When Jim Jarmusch last made a film, 2009’s The Limits Of Control, his hipster cool looked at risk of freezing in its self-awareness. But though the indie vet’s new one brims with outsider chic, it’s a deliciously warm, witty spin on vampires and a rhapsodic love letter to art, music, dancing, love, dressing gowns... All that makes life worth living, even when you’re undead.
Tom Hiddleston and Tilda Swinton nail it as centuries-old lovers Adam (sulky) and Eve (nurturing). They spend half the film slumped over bohemian furnishings, low with ennui or high on O-negative. But they slump playfully and beautifully, melting their sometimes icy fronts with twinkles of warmth.
Self-indulgent? To a point. But Jarmusch makes seductive work of it: the deep, dusty images, the hypnotic pacing. The in-jokes are cheeky rather than lofty, as is Jarmusch’s feather-light slant on genre staples. Blood is sustenance rather than sport to Adam and Eve, who don’t kill but obtain the red stuff via humane means.

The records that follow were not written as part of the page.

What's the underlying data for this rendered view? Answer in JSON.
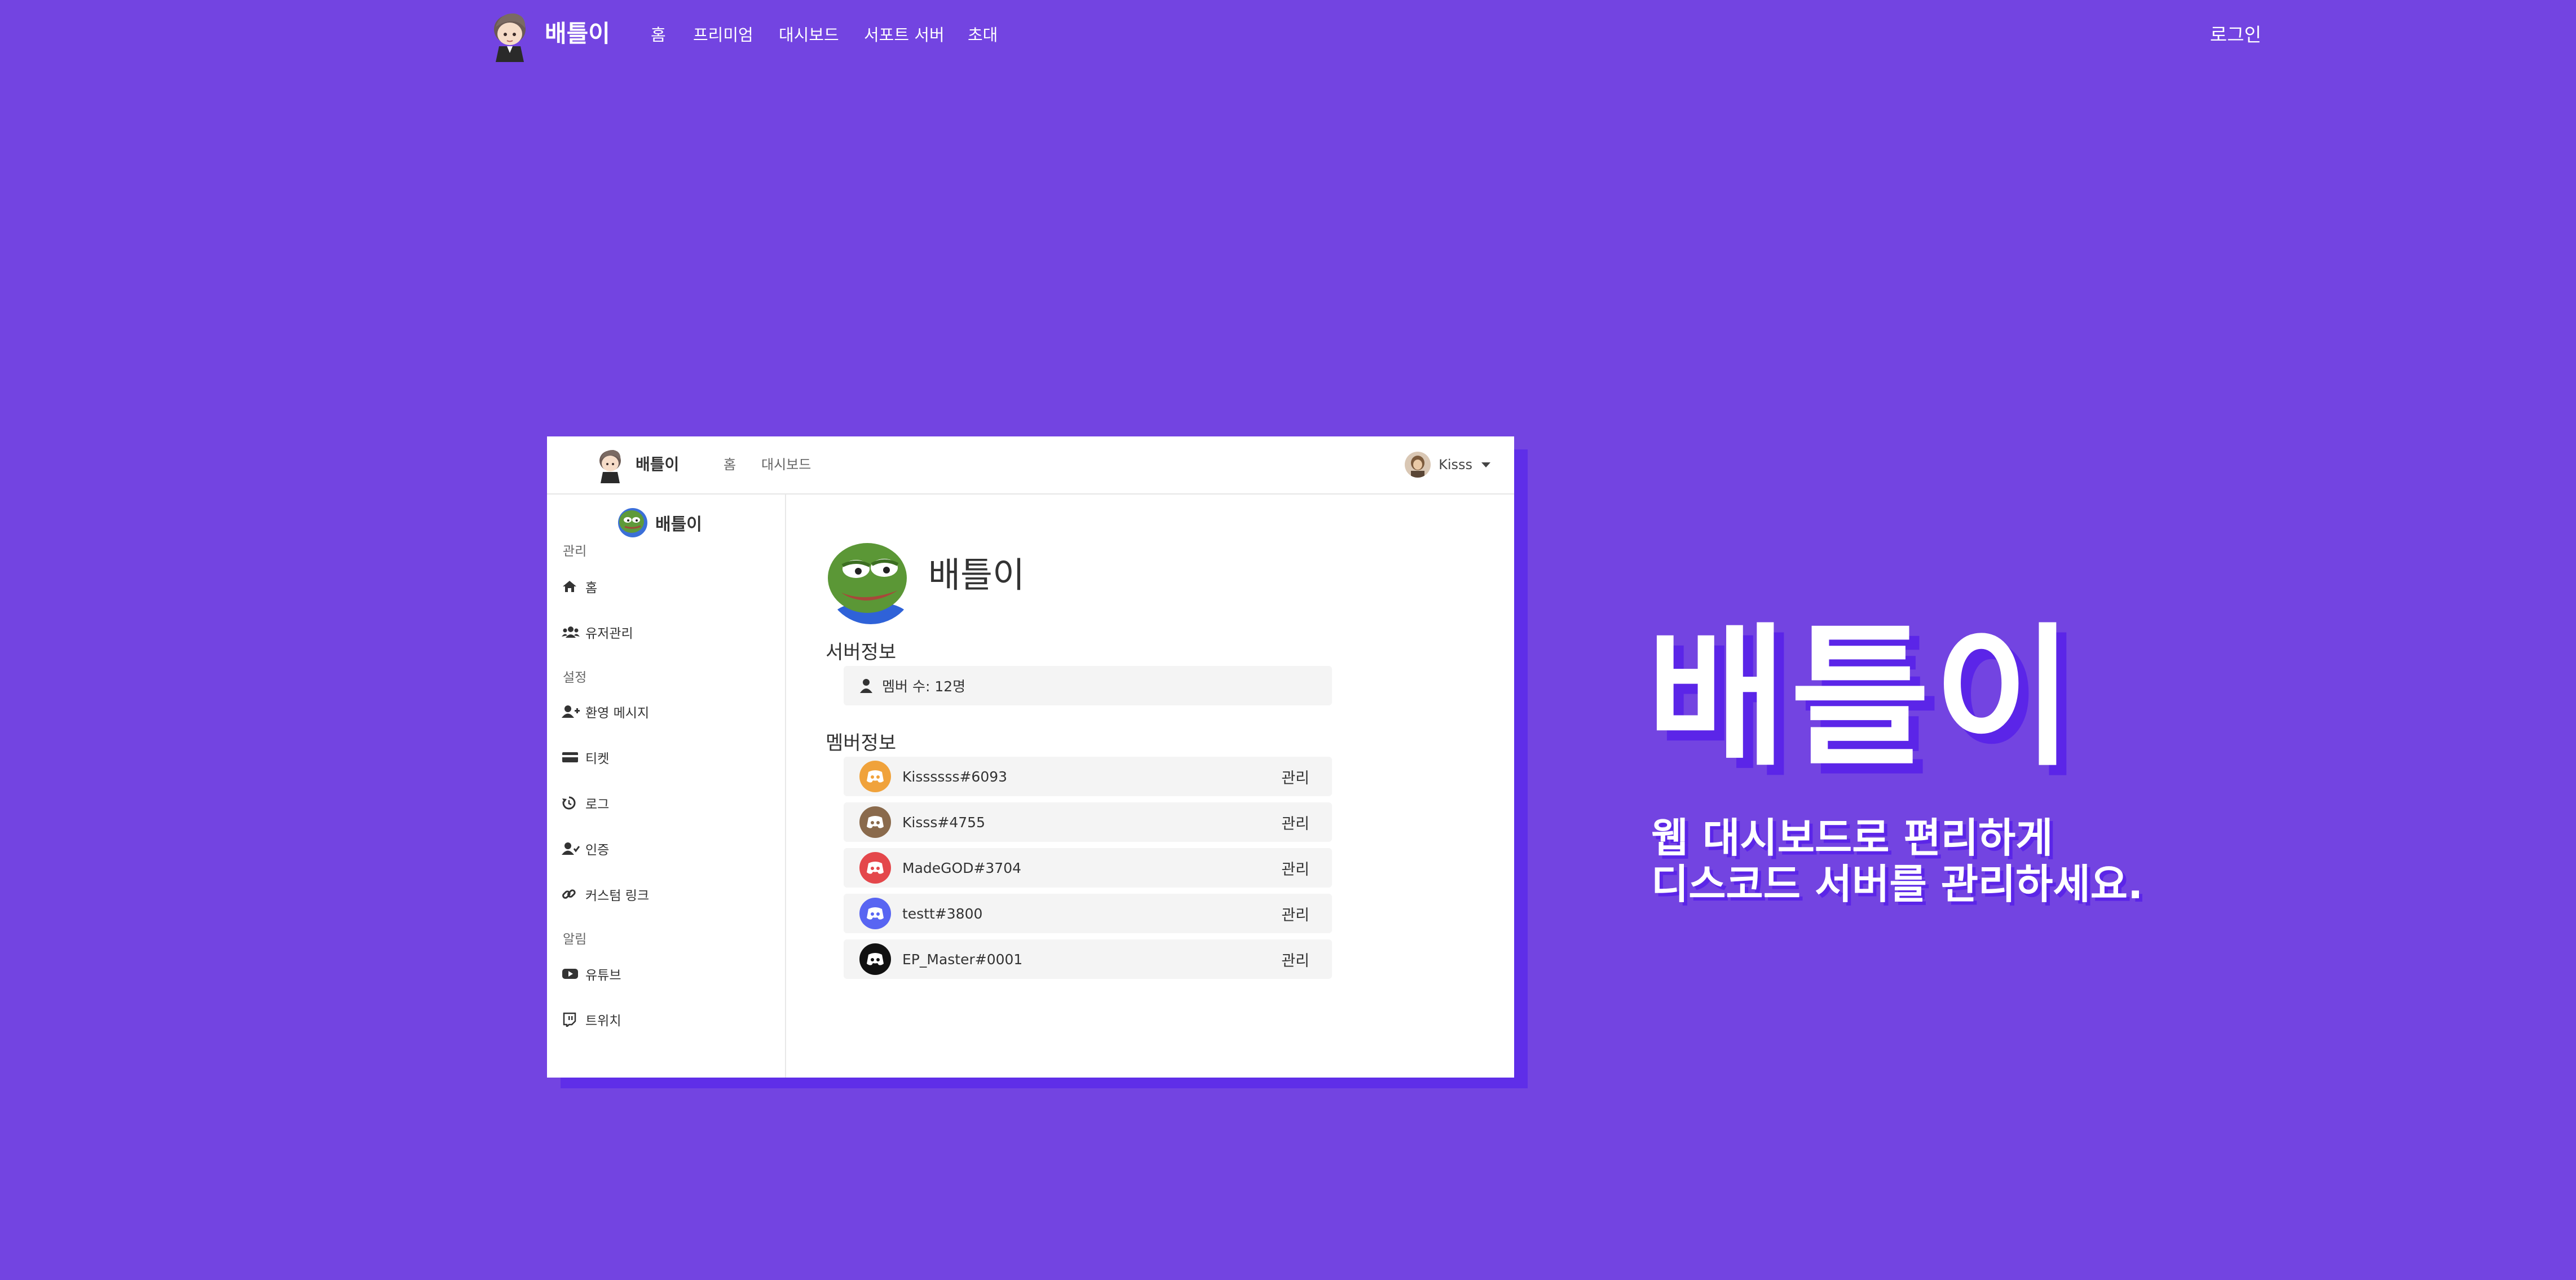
{
  "nav": {
    "brand": "배틀이",
    "items": [
      "홈",
      "프리미엄",
      "대시보드",
      "서포트 서버",
      "초대"
    ],
    "login": "로그인"
  },
  "preview": {
    "brand": "배틀이",
    "nav": [
      "홈",
      "대시보드"
    ],
    "user": {
      "name": "Kisss"
    },
    "sidebar": {
      "server_name": "배틀이",
      "sections": [
        "관리",
        "설정",
        "알림"
      ],
      "items": [
        {
          "label": "홈",
          "icon": "home-icon"
        },
        {
          "label": "유저관리",
          "icon": "users-icon"
        },
        {
          "label": "환영 메시지",
          "icon": "user-plus-icon"
        },
        {
          "label": "티켓",
          "icon": "card-icon"
        },
        {
          "label": "로그",
          "icon": "history-icon"
        },
        {
          "label": "인증",
          "icon": "user-check-icon"
        },
        {
          "label": "커스텀 링크",
          "icon": "link-icon"
        },
        {
          "label": "유튜브",
          "icon": "youtube-icon"
        },
        {
          "label": "트위치",
          "icon": "twitch-icon"
        }
      ]
    },
    "main": {
      "guild_name": "배틀이",
      "server_info_heading": "서버정보",
      "member_count": "멤버 수: 12명",
      "member_info_heading": "멤버정보",
      "manage_label": "관리",
      "members": [
        {
          "name": "Kissssss#6093",
          "avatar_color": "#f0a23b"
        },
        {
          "name": "Kisss#4755",
          "avatar_color": "#8a6a4c"
        },
        {
          "name": "MadeGOD#3704",
          "avatar_color": "#e4474b"
        },
        {
          "name": "testt#3800",
          "avatar_color": "#5865f2"
        },
        {
          "name": "EP_Master#0001",
          "avatar_color": "#111111"
        }
      ]
    }
  },
  "hero": {
    "title": "배틀이",
    "subtitle_line1": "웹 대시보드로 편리하게",
    "subtitle_line2": "디스코드 서버를 관리하세요."
  },
  "colors": {
    "background": "#7344e1",
    "shadow": "#5b25e8",
    "card": "#ffffff"
  }
}
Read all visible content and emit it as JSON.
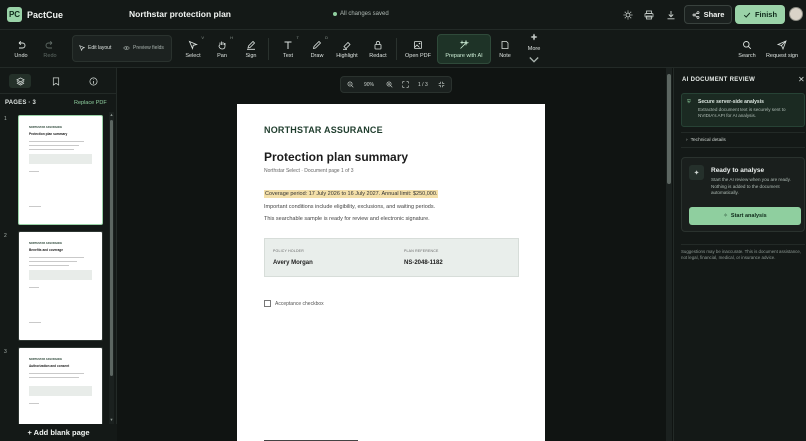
{
  "app": {
    "logo_mark": "PC",
    "name": "PactCue"
  },
  "document": {
    "title": "Northstar protection plan",
    "save_status": "All changes saved"
  },
  "header": {
    "icons": [
      "sun-icon",
      "printer-icon",
      "download-icon"
    ],
    "share_label": "Share",
    "finish_label": "Finish"
  },
  "toolbar": {
    "undo": "Undo",
    "redo": "Redo",
    "edit_layout": "Edit layout",
    "preview_fields": "Preview fields",
    "select": "Select",
    "select_key": "V",
    "pan": "Pan",
    "pan_key": "H",
    "sign": "Sign",
    "text": "Text",
    "text_key": "T",
    "draw": "Draw",
    "draw_key": "D",
    "highlight": "Highlight",
    "redact": "Redact",
    "open_pdf": "Open PDF",
    "prepare_ai": "Prepare with AI",
    "note": "Note",
    "more": "More",
    "search": "Search",
    "request_sign": "Request sign"
  },
  "sidebar": {
    "pages_label": "PAGES · 3",
    "replace_pdf": "Replace PDF",
    "add_blank": "+ Add blank page",
    "thumbnails": [
      {
        "num": "1",
        "brand": "NORTHSTAR ASSURANCE",
        "title": "Protection plan summary"
      },
      {
        "num": "2",
        "brand": "NORTHSTAR ASSURANCE",
        "title": "Benefits and coverage"
      },
      {
        "num": "3",
        "brand": "NORTHSTAR ASSURANCE",
        "title": "Authorization and consent"
      }
    ]
  },
  "zoom": {
    "level": "90%",
    "page_indicator": "1 / 3"
  },
  "page": {
    "brand": "NORTHSTAR ASSURANCE",
    "title": "Protection plan summary",
    "subtitle": "Northstar Select · Document page 1 of 3",
    "coverage": "Coverage period: 17 July 2026 to 16 July 2027. Annual limit: $250,000.",
    "line1": "Important conditions include eligibility, exclusions, and waiting periods.",
    "line2": "This searchable sample is ready for review and electronic signature.",
    "holder_label": "POLICY HOLDER",
    "holder_value": "Avery Morgan",
    "ref_label": "PLAN REFERENCE",
    "ref_value": "NS-2048-1182",
    "checkbox_label": "Acceptance checkbox"
  },
  "ai_panel": {
    "title": "AI DOCUMENT REVIEW",
    "secure_title": "Secure server-side analysis",
    "secure_text": "Extracted document text is securely sent to NVIDIA's API for AI analysis.",
    "technical": "Technical details",
    "ready_title": "Ready to analyse",
    "ready_text": "Start the AI review when you are ready. Nothing is added to the document automatically.",
    "start_label": "Start analysis",
    "footer": "Suggestions may be inaccurate. This is document assistance, not legal, financial, medical, or insurance advice."
  },
  "colors": {
    "accent": "#9ad3a8",
    "background": "#101412",
    "panel": "#141917",
    "highlight": "#f3dfa9"
  }
}
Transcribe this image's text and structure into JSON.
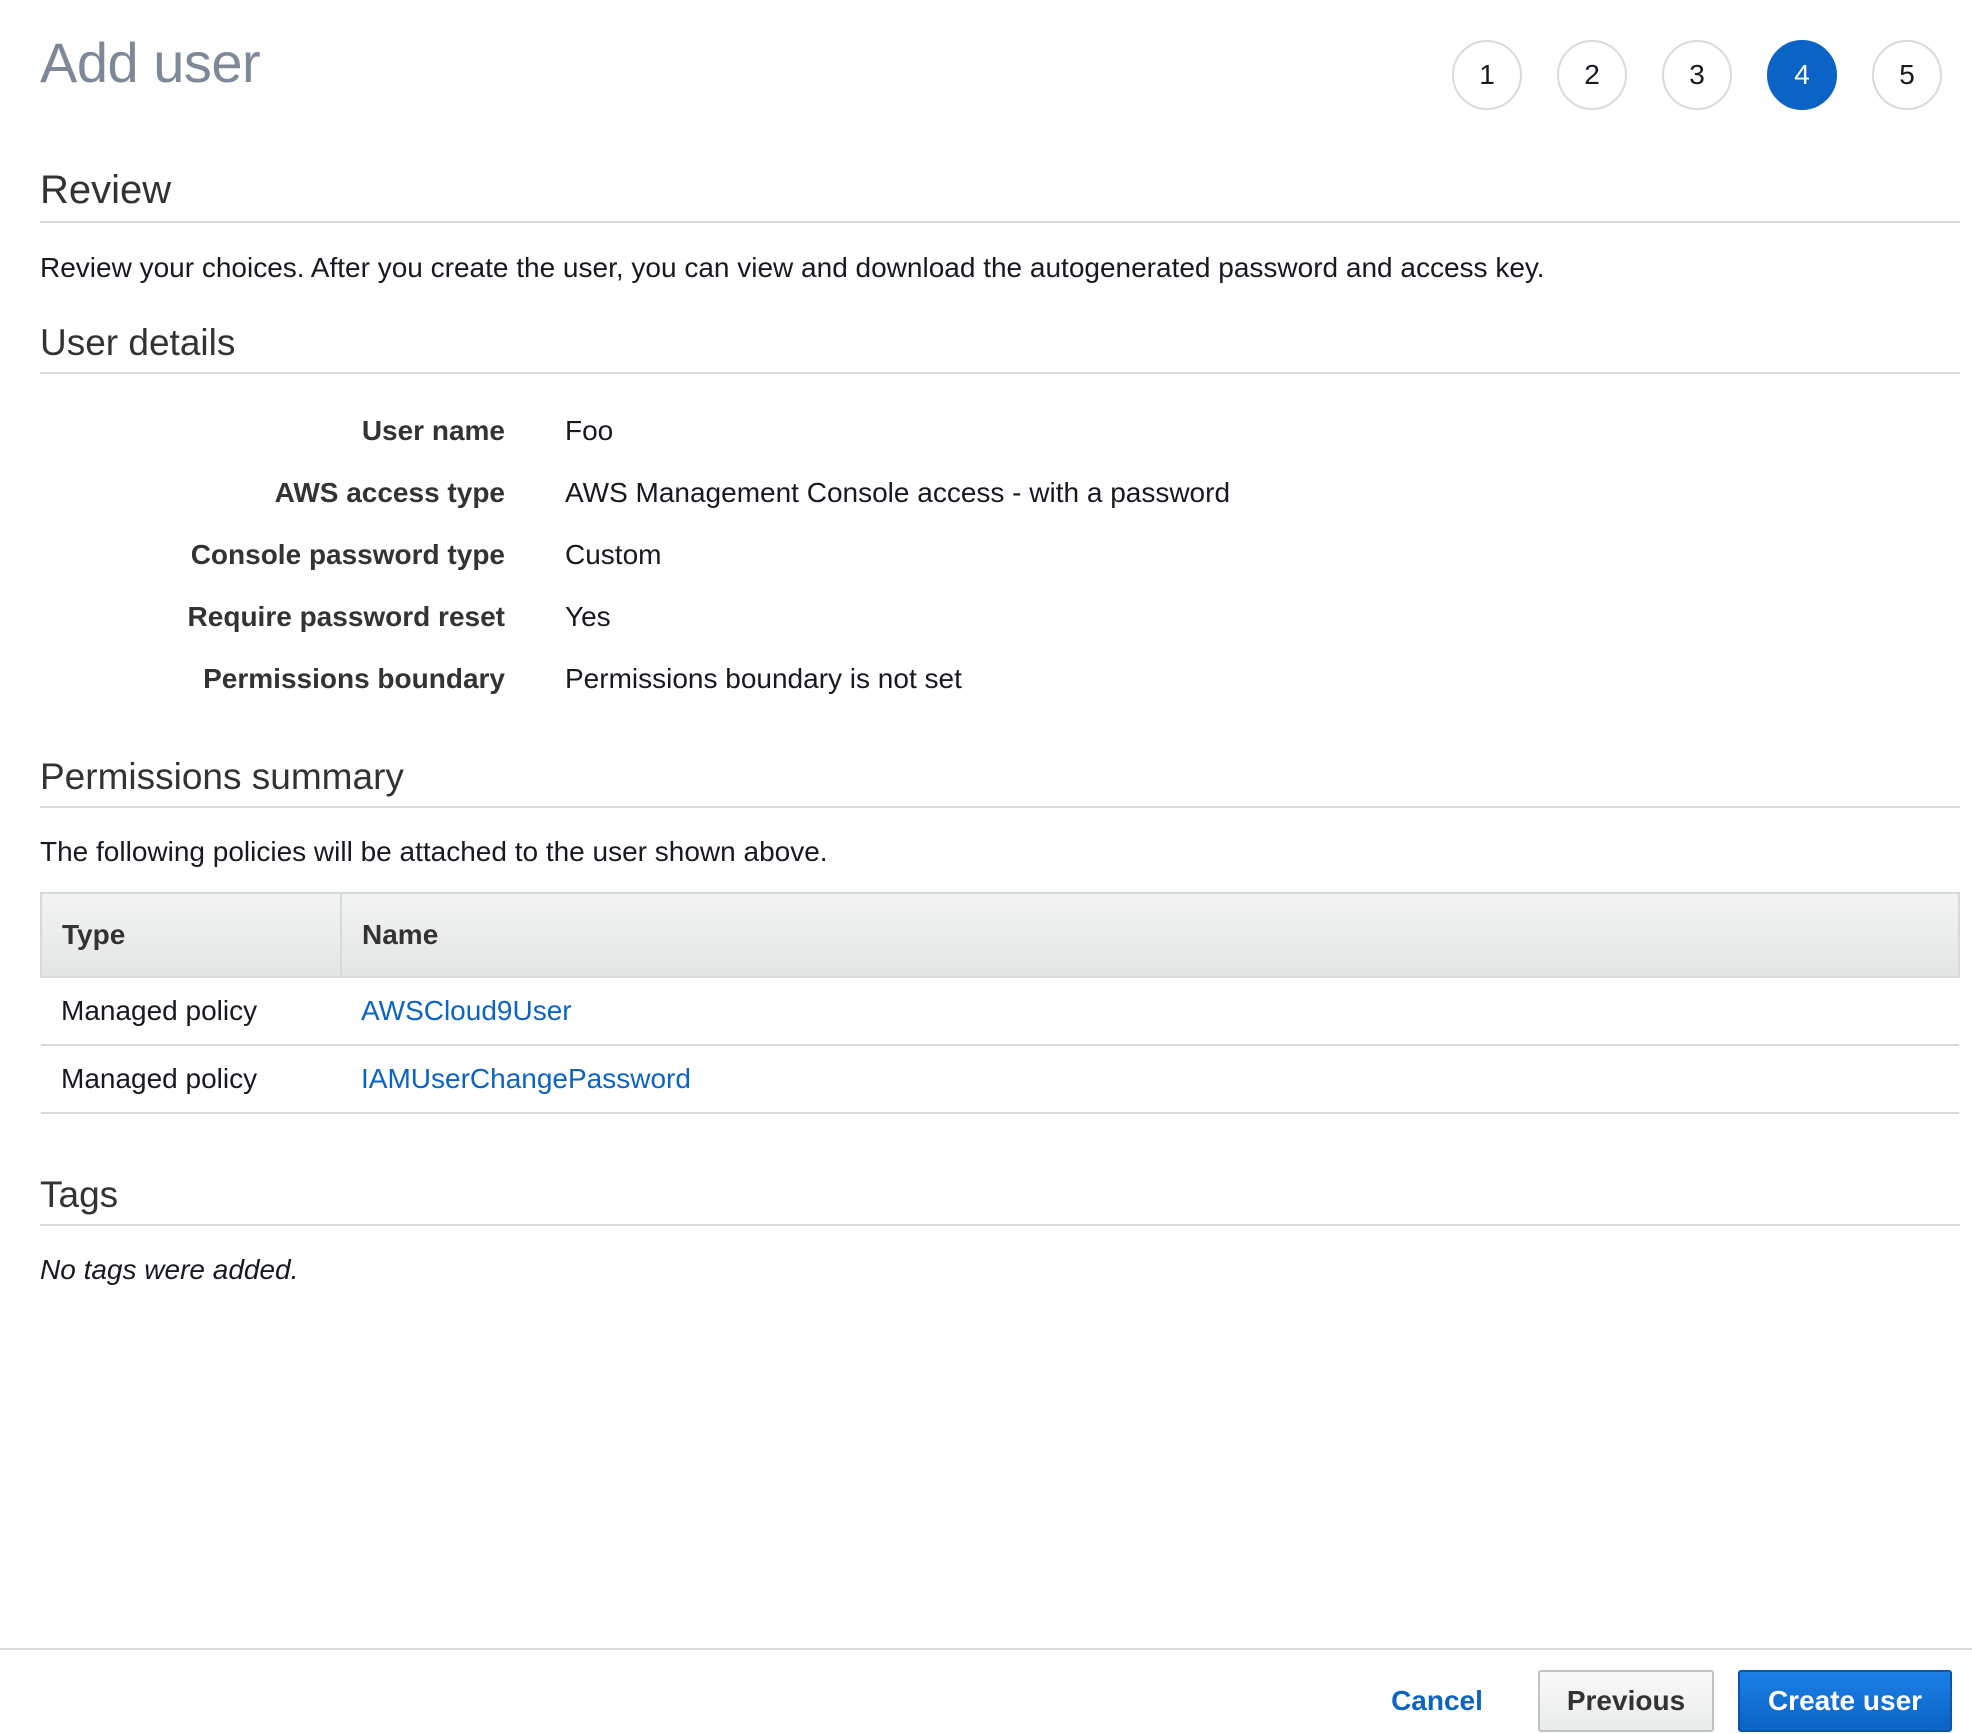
{
  "header": {
    "title": "Add user",
    "steps": [
      "1",
      "2",
      "3",
      "4",
      "5"
    ],
    "active_step": "4"
  },
  "review": {
    "heading": "Review",
    "description": "Review your choices. After you create the user, you can view and download the autogenerated password and access key."
  },
  "user_details": {
    "heading": "User details",
    "rows": [
      {
        "label": "User name",
        "value": "Foo"
      },
      {
        "label": "AWS access type",
        "value": "AWS Management Console access - with a password"
      },
      {
        "label": "Console password type",
        "value": "Custom"
      },
      {
        "label": "Require password reset",
        "value": "Yes"
      },
      {
        "label": "Permissions boundary",
        "value": "Permissions boundary is not set"
      }
    ]
  },
  "permissions": {
    "heading": "Permissions summary",
    "description": "The following policies will be attached to the user shown above.",
    "columns": [
      "Type",
      "Name"
    ],
    "rows": [
      {
        "type": "Managed policy",
        "name": "AWSCloud9User"
      },
      {
        "type": "Managed policy",
        "name": "IAMUserChangePassword"
      }
    ]
  },
  "tags": {
    "heading": "Tags",
    "empty_text": "No tags were added."
  },
  "footer": {
    "cancel_label": "Cancel",
    "previous_label": "Previous",
    "create_label": "Create user"
  },
  "colors": {
    "accent": "#0b63c5",
    "title_gray": "#7d8998",
    "border": "#d5dbdb"
  }
}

A loving, very funny valentine to undead pleasures, with Swinton and Hiddleston on top form.